I’d say Larissa Ione and Shelly Laurenston. Larissa Ione because she was the first writer I read who blended paranormal and erotic romance, and Shelly Laurenston because her Dragon’s Kin series (written as G.A. Aiken) blended humor and romance with over-the-top characters.
I also love the works of the writing duo Sydney Croft as well as Nalini Singh’s Psy-Changeling series. But I don’t write like Nalini Singh at all! I love her style, but she writes much more “pretty” than me. 🙂
Well, the first book in the series, Lust After Death, was initially called “The Bride.” And it was about a girl who was manufactured to be the perfect wife. It followed naturally that the next book I’d want to write would be “The Stud.”
Studenstein is about a male love-bot (Royce) who gets rescued from his makers by a freedom fighter named Shani. She wants to set him free, but Royce doesn’t see what the problem is with being a sex-slave. He’s perfectly happy, thank-you-very-much.
Tell us a little about the book.
Oops! I sorta answered that above. Well, Royce is a mega-hottie, and by most normal definitions the perfect man. But he has a problem: a hellcat from the Zombie Underground wants to drag him back to her people in Seattle. She kidnaps him, and after a while of being disconnected from his makers’ server, he starts to malfunction.
The nature of the malfunction is sexual…as you can imagine. Or perhaps you can’t imagine… Well, read the blurb and find out!
I understand this is part of a series. Can you tell us a little about that?
The series is Love-Bots, and it’s about re-animated humans called “steins.” They can be programmed to be anything—fighters, sex-slaves, pilots. However, they’re solidly a slave class. Though sometimes referred to as “zombies,” they don’t decompose, and have the potential for free will.
It’s a fun concept as it allows for a plethora of mad-science and ridiculous situations. (I LOVE mad science.) The series also contains a lot of soul searching—do the steins want to be free of their makers? Do they want to change their programming? What are the pros and cons of free will?
What can readers expect from you after this?
I’m working on revisions for Love-Bots 3: Built 4 It right now. That one’s a male-male novella that takes place largely inside a lab (not to mention inside the shower.) I’m expecting that to release in November-ish. After that? Well, I have another Love-Bots story or three on the back-burner. I’m also eager to start a new world, but am not sure yet just what that will be. wrings hands together evilly…

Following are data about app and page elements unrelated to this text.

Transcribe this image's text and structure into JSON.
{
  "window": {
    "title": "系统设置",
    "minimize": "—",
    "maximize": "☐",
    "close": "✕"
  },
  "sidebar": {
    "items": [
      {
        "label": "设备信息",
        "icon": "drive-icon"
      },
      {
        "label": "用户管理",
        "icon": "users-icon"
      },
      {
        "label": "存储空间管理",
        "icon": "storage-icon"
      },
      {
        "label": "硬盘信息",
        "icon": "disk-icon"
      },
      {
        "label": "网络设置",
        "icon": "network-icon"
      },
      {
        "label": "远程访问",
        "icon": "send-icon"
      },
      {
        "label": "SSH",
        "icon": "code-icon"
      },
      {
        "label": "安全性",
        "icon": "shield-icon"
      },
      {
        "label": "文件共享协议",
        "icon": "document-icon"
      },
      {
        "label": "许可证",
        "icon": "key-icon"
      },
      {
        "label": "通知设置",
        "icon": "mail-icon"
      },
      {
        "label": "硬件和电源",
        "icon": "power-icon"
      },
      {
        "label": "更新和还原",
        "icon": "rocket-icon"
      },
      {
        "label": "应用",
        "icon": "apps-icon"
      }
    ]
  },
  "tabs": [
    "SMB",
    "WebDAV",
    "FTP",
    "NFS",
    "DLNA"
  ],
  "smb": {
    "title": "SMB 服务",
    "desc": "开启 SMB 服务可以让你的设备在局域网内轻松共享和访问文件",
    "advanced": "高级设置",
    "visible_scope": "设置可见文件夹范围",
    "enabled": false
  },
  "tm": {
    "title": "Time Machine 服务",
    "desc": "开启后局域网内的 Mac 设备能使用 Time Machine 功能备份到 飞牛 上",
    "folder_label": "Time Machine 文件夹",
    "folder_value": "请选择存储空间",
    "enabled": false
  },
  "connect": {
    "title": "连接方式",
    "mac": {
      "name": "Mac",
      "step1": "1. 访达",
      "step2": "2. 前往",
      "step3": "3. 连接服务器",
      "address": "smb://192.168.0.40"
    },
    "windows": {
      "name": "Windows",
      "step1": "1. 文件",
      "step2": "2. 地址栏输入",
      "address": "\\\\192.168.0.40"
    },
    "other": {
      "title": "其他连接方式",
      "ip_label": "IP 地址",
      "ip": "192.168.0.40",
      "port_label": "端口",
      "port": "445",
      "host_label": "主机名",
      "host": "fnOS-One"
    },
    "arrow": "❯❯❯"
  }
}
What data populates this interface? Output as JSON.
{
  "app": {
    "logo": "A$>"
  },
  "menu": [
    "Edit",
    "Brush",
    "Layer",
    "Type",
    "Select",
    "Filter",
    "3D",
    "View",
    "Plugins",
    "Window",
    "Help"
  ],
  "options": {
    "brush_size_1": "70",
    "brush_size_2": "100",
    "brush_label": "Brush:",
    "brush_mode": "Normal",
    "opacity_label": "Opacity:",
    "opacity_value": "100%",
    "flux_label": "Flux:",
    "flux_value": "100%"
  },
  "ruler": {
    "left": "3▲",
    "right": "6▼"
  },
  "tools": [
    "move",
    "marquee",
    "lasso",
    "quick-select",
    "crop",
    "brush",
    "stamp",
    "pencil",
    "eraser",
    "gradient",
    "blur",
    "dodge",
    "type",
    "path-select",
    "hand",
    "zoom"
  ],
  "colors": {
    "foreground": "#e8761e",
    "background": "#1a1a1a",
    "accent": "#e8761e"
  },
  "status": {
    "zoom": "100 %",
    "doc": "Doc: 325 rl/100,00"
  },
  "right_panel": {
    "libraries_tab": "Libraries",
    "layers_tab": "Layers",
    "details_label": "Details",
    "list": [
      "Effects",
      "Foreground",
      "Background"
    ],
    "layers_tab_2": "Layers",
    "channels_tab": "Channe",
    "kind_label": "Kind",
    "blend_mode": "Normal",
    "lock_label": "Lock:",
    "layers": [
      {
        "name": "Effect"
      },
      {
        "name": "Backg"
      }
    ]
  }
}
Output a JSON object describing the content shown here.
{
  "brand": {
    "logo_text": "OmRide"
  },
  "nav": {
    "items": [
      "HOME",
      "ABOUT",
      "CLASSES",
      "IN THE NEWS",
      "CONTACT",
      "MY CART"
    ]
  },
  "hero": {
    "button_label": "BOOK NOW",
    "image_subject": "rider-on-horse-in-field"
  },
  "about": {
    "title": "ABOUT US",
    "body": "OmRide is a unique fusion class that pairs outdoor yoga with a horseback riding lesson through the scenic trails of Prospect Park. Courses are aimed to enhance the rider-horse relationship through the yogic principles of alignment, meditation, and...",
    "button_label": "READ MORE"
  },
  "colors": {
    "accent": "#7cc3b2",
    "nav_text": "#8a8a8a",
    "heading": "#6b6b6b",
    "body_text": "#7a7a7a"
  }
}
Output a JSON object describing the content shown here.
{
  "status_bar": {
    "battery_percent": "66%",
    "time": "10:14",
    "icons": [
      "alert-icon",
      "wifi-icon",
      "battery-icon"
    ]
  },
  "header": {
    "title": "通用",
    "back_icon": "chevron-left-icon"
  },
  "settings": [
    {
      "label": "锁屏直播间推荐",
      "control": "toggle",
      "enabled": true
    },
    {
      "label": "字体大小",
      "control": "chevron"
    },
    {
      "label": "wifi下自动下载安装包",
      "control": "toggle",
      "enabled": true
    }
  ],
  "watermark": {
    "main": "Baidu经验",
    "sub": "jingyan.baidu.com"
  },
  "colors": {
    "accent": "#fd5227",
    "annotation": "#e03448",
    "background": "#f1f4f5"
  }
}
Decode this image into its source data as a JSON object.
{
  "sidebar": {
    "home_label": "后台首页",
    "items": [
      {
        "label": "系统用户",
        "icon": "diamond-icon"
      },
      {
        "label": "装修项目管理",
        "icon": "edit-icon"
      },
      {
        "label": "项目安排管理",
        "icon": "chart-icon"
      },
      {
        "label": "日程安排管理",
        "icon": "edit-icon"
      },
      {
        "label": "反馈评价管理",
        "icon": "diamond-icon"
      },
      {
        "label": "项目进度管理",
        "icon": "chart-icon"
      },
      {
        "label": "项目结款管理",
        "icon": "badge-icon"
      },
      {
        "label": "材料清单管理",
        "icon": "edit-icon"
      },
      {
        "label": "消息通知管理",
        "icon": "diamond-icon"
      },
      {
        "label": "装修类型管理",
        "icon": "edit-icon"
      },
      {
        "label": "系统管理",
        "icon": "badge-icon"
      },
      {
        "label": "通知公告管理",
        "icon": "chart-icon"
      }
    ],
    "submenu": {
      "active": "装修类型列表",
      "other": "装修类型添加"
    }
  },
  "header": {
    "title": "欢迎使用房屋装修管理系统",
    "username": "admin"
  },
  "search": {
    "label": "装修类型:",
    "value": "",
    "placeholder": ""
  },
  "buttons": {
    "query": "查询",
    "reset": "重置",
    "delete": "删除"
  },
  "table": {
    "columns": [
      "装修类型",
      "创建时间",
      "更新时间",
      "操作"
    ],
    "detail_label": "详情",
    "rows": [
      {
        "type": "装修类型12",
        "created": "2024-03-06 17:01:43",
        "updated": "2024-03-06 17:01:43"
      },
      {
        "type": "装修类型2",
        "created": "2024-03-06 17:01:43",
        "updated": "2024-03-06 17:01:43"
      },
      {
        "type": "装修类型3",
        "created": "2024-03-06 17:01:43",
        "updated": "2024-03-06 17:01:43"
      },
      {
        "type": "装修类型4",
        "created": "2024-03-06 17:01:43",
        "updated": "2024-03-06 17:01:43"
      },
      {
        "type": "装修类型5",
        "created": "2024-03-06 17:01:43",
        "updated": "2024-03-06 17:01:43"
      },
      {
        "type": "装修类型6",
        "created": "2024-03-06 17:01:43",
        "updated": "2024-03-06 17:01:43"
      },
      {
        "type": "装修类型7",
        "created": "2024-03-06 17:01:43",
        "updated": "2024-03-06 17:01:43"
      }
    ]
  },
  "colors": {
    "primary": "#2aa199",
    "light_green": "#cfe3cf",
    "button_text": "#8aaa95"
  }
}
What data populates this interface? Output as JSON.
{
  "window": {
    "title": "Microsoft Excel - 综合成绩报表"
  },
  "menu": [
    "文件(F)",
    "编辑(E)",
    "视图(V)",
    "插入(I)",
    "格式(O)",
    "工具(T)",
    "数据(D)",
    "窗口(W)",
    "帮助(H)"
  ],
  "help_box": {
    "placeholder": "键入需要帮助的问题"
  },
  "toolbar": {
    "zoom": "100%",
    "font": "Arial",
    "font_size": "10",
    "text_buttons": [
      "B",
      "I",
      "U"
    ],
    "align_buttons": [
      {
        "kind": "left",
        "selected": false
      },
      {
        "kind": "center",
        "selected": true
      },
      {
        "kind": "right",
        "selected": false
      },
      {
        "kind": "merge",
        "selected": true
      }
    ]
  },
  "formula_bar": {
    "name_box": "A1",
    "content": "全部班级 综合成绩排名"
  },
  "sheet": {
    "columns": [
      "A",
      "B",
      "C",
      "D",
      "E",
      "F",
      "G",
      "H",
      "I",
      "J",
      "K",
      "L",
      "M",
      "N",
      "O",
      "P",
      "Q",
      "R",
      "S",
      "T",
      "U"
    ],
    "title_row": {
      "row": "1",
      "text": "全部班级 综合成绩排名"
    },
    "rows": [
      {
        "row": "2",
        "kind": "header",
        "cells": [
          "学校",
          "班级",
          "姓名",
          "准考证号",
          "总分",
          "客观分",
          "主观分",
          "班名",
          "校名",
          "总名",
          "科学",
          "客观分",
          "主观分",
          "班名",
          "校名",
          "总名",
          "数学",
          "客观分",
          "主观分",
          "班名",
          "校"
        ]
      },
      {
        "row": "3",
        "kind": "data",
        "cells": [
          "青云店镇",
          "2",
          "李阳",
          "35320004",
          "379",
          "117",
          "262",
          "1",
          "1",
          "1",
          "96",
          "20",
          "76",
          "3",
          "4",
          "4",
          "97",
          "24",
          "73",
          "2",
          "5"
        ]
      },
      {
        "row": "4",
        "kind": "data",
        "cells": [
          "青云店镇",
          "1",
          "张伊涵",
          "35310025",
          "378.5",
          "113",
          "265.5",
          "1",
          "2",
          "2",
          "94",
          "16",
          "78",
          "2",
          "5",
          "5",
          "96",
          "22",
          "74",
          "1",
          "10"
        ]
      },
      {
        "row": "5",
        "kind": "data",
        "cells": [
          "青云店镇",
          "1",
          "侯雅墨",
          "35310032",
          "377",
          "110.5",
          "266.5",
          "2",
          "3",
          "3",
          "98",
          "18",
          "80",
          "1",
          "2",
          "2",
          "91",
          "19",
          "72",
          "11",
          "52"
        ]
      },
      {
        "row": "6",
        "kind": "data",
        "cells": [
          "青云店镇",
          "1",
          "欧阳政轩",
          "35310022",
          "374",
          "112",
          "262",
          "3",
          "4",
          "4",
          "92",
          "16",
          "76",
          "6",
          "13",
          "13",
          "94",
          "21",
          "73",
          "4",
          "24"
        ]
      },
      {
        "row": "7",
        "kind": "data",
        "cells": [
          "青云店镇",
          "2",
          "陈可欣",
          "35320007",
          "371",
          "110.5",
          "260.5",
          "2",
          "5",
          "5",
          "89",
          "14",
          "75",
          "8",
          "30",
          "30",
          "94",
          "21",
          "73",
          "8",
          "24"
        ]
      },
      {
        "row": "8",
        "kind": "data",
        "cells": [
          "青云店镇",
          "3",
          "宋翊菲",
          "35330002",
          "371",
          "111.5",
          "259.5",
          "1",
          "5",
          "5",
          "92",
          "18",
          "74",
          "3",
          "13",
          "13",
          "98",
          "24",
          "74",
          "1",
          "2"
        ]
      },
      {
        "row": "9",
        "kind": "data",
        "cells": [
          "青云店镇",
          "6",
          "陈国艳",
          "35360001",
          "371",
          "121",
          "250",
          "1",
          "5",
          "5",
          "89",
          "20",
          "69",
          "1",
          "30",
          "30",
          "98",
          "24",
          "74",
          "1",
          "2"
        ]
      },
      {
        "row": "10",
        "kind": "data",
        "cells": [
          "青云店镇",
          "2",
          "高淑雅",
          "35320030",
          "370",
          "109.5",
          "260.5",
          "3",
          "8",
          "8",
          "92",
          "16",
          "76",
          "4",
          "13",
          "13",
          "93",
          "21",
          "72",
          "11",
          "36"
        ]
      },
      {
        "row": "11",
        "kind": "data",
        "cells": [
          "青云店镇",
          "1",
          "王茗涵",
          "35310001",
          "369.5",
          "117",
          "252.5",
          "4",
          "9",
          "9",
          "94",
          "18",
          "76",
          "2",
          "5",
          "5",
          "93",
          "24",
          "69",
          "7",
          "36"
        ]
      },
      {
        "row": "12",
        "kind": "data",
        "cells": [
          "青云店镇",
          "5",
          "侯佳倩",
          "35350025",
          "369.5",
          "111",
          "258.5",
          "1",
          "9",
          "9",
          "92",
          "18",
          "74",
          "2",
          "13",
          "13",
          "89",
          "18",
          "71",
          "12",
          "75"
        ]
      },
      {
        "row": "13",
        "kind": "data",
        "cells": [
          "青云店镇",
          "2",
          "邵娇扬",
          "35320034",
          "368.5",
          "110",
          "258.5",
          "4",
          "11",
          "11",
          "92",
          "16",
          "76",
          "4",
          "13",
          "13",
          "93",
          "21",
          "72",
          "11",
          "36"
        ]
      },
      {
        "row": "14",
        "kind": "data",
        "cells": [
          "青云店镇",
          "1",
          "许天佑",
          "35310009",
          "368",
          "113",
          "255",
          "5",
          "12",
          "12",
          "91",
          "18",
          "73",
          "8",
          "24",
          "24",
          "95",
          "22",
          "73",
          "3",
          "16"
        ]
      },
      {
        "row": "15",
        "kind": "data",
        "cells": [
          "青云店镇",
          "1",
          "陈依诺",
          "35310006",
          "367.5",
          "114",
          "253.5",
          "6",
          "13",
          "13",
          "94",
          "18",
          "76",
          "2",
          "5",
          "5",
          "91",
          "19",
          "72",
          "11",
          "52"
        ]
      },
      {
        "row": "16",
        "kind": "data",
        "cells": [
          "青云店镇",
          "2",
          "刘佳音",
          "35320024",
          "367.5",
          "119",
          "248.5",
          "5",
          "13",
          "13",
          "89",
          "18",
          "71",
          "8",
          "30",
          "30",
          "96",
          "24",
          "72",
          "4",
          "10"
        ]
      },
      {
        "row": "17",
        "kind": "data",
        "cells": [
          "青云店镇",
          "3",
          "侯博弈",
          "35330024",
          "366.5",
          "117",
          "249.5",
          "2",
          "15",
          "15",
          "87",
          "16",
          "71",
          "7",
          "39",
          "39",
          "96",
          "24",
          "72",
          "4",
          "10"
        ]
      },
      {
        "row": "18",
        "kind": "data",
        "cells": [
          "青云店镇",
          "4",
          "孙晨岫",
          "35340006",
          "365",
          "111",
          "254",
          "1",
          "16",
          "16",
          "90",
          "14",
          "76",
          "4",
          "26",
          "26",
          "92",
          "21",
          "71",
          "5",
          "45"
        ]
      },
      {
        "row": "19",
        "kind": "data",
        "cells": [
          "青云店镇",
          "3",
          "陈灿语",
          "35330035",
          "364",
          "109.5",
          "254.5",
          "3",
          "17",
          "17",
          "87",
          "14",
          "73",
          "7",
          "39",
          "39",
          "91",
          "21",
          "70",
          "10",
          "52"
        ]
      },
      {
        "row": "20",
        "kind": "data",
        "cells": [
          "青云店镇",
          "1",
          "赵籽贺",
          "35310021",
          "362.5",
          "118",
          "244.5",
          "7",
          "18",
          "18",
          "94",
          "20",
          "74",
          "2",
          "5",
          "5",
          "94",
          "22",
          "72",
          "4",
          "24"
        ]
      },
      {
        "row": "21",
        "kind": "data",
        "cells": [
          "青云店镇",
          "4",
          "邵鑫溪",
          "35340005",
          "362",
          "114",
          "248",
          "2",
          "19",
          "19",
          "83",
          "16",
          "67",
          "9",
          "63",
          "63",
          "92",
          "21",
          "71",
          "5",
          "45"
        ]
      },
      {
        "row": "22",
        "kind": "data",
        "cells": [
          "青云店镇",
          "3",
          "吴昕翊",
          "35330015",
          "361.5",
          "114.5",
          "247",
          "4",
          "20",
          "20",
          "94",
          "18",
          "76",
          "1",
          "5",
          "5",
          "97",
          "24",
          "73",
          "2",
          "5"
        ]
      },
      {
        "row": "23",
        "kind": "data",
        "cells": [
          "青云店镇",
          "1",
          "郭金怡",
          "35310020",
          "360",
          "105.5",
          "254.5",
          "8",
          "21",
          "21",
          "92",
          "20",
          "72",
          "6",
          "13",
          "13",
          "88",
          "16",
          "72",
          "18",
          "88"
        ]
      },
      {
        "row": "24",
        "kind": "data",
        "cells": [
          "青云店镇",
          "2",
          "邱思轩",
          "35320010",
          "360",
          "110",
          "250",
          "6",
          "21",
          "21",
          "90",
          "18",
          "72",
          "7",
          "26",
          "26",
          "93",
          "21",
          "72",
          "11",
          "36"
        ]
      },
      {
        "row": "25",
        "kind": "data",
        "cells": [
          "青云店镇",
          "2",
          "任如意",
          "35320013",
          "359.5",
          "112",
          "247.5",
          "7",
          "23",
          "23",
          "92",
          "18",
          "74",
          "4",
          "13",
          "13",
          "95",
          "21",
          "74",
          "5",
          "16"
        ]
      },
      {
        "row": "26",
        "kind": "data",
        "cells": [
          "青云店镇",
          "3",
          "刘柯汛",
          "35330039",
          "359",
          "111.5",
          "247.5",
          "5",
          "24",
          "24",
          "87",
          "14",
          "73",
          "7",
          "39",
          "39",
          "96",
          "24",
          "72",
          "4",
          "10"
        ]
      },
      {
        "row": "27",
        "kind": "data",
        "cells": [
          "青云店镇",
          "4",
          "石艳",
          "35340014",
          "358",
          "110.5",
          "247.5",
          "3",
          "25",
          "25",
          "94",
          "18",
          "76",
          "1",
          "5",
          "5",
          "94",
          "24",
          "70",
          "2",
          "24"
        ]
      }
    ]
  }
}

Tell us a little about your other books and where we can find them.
All my books are available at the Nook and Kindle store. I have a three book series about mermaids and other Ocean Shifters: Mere Temptation, Mere Passion, and Shark Bait. Then I have a male-male story called Mercury Rising. Otherwise, check out my website for links to free-reads and other fun stuff!
If you weren’t a writer, what would you be?
It’s become abundantly clear over the course of my life that I can’t do anything but write. If I weren’t writing fiction, I’d be writing non-fiction. And probably having a much more boring time. 🙂
What’s your favorite genre to read? What’s your favorite genre to write?
Paranormal and sci-fi erotic romance! Both to read and to write.
Where can we find you online?
I’m on Twitter as @thedaisyharris, on Facebook, and at www.thedaisyharris.com.
I’ve also got author pages at Night Owl Reviews, Fresh Fiction, The Romance Studio, and gosh…prolly some other places I can’t even remember!
Thanks for stopping by, Daisy! Your book sounds great. Can’t wait to read it! 🙂
Birkenstock-wearing glamour girl and mother of two by immaculate conception, Daisy Harris still isn’t sure if she writes erotica. Her paranormal romances start out innocently enough. However, her characters behave like complete sluts. Much to Miss Harris’s dismay, the sex tends to get completely out of hand.
If you like science-y subplots, fantastical creatures, and red-hot chemistry, you’ll love Daisy Harris. You can find her on Twitter, Facebook and at www.thedaisyharris.com.